What is being asked: Wherever a line below holds the word "kind", copy that line.
### Entries provided
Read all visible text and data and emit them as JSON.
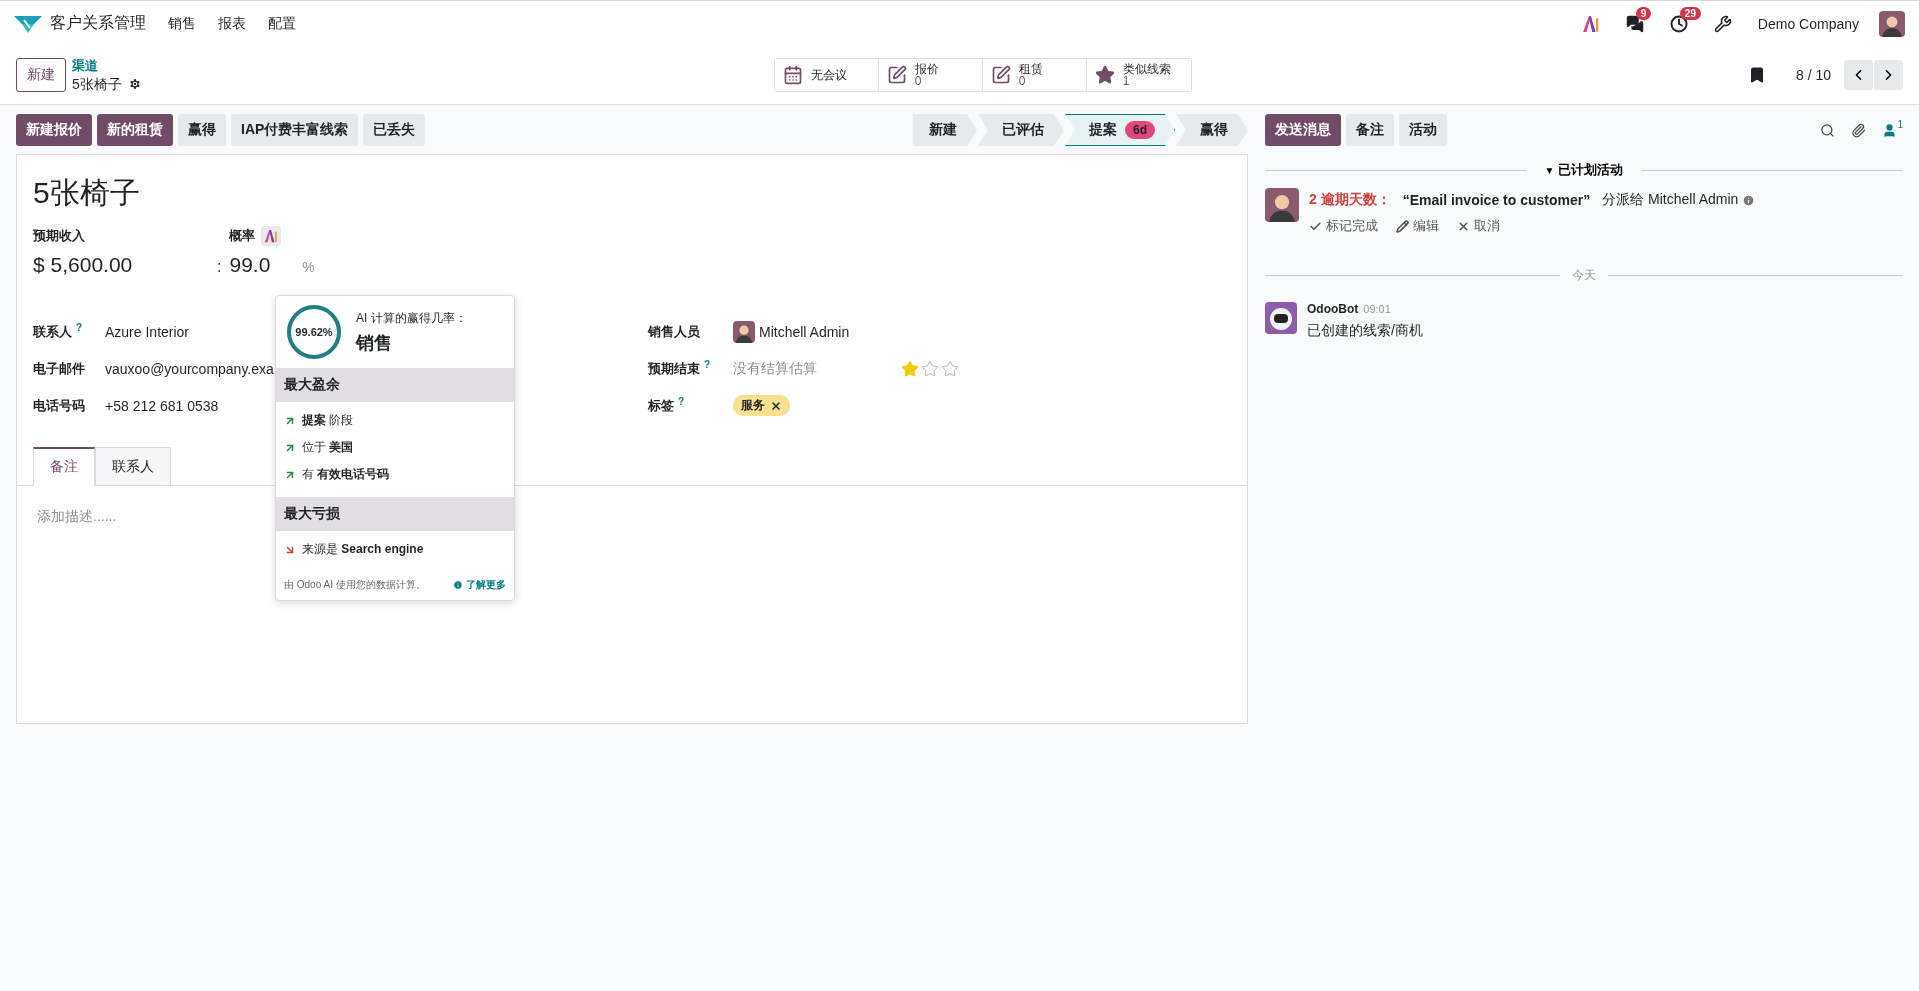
{
  "navbar": {
    "app_name": "客户关系管理",
    "menu": [
      "销售",
      "报表",
      "配置"
    ],
    "message_count": "9",
    "activity_count": "29",
    "company": "Demo Company"
  },
  "control_panel": {
    "new_button": "新建",
    "breadcrumb_parent": "渠道",
    "record_name": "5张椅子",
    "pager": "8 / 10",
    "stat_buttons": [
      {
        "kind": "calendar",
        "label": "无会议"
      },
      {
        "kind": "edit",
        "label": "报价",
        "value": "0"
      },
      {
        "kind": "edit",
        "label": "租赁",
        "value": "0"
      },
      {
        "kind": "star",
        "label": "类似线索",
        "value": "1"
      }
    ]
  },
  "action_buttons": [
    {
      "label": "新建报价",
      "primary": true
    },
    {
      "label": "新的租赁",
      "primary": true
    },
    {
      "label": "赢得",
      "primary": false
    },
    {
      "label": "IAP付费丰富线索",
      "primary": false
    },
    {
      "label": "已丢失",
      "primary": false
    }
  ],
  "stages": [
    {
      "label": "新建",
      "selected": false
    },
    {
      "label": "已评估",
      "selected": false
    },
    {
      "label": "提案",
      "selected": true,
      "badge": "6d"
    },
    {
      "label": "赢得",
      "selected": false
    }
  ],
  "chatter_buttons": [
    {
      "label": "发送消息",
      "primary": true
    },
    {
      "label": "备注",
      "primary": false
    },
    {
      "label": "活动",
      "primary": false
    }
  ],
  "follower_count": "1",
  "form": {
    "title": "5张椅子",
    "revenue_label": "预期收入",
    "revenue": "$ 5,600.00",
    "probability_label": "概率",
    "probability_prefix": ":",
    "probability": "99.0",
    "probability_suffix": "%",
    "left_fields": [
      {
        "label": "联系人",
        "help": "?",
        "value": "Azure Interior"
      },
      {
        "label": "电子邮件",
        "value": "vauxoo@yourcompany.exa"
      },
      {
        "label": "电话号码",
        "value": "+58 212 681 0538"
      }
    ],
    "right_fields": [
      {
        "kind": "user",
        "label": "销售人员",
        "value": "Mitchell Admin"
      },
      {
        "kind": "date",
        "label": "预期结束",
        "help": "?",
        "placeholder": "没有结算估算",
        "stars": 1
      },
      {
        "kind": "tags",
        "label": "标签",
        "help": "?",
        "tags": [
          "服务"
        ]
      }
    ],
    "tabs": [
      {
        "label": "备注",
        "selected": true
      },
      {
        "label": "联系人",
        "selected": false
      }
    ],
    "description_placeholder": "添加描述......"
  },
  "ai_popup": {
    "percentage": "99.62%",
    "level": 0.9962,
    "heading": "AI 计算的赢得几率：",
    "stage": "销售",
    "gains_title": "最大盈余",
    "gains": [
      "**提案** 阶段",
      "位于 **美国**",
      "有 **有效电话号码**"
    ],
    "losses_title": "最大亏损",
    "losses": [
      "来源是 **Search engine**"
    ],
    "footer": "由 Odoo AI 使用您的数据计算。",
    "learn_more": "了解更多"
  },
  "chatter": {
    "activities_toggle": "▼",
    "activities_header": "已计划活动",
    "activity": {
      "overdue": "2 逾期天数：",
      "summary": "“Email invoice to customer”",
      "assigned": "分派给 Mitchell Admin",
      "actions": [
        {
          "kind": "check",
          "label": "标记完成"
        },
        {
          "kind": "edit",
          "label": "编辑"
        },
        {
          "kind": "cancel",
          "label": "取消"
        }
      ]
    },
    "today": "今天",
    "messages": [
      {
        "author": "OdooBot",
        "time": "09:01",
        "body": "已创建的线索/商机"
      }
    ]
  }
}
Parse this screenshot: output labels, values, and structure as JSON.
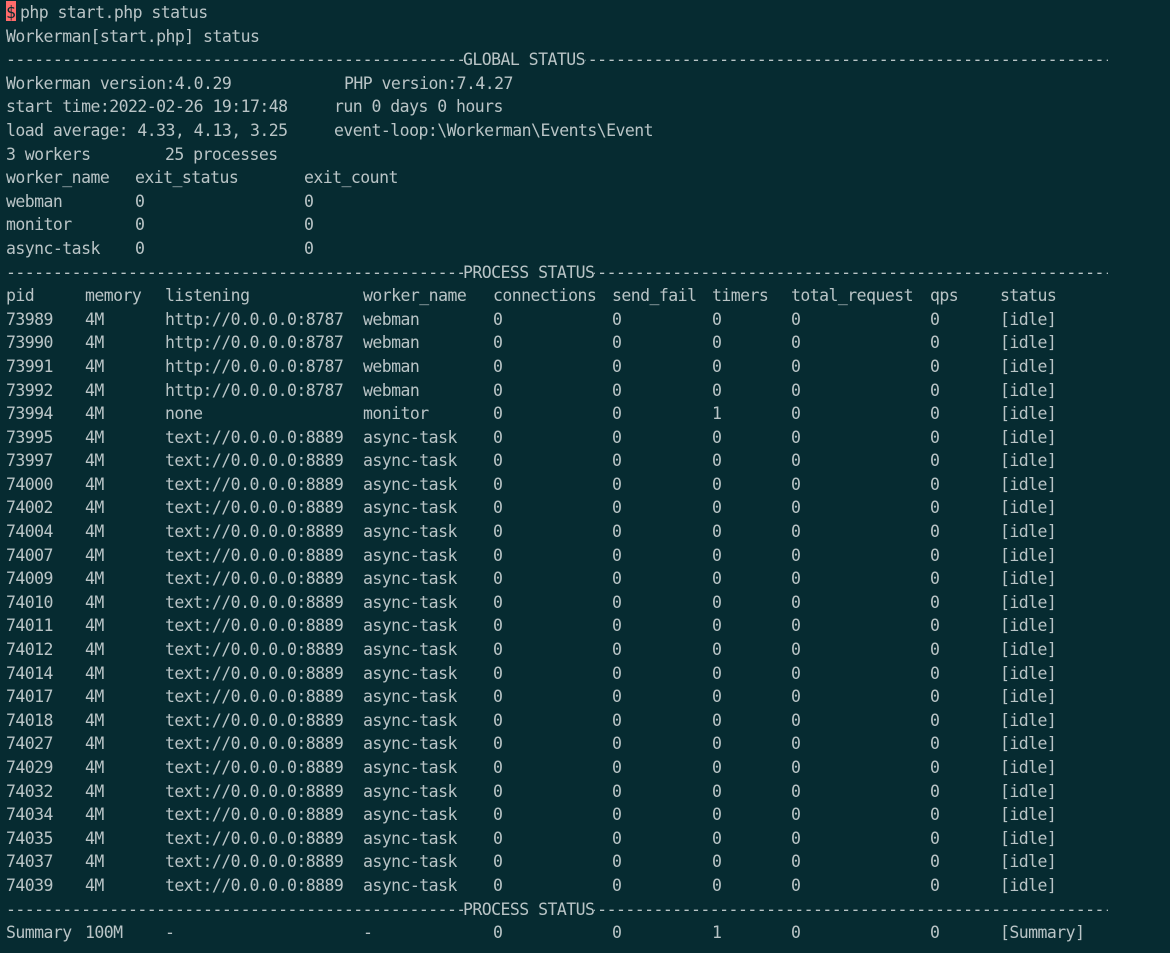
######
Answer section:
        "kind": "calendar",
        "kind": "edit",
        "kind": "edit",
        "kind": "star",
        "kind": "user",
        "kind": "date",
        "kind": "tags",
          "kind": "check",
          "kind": "edit",
          "kind": "cancel",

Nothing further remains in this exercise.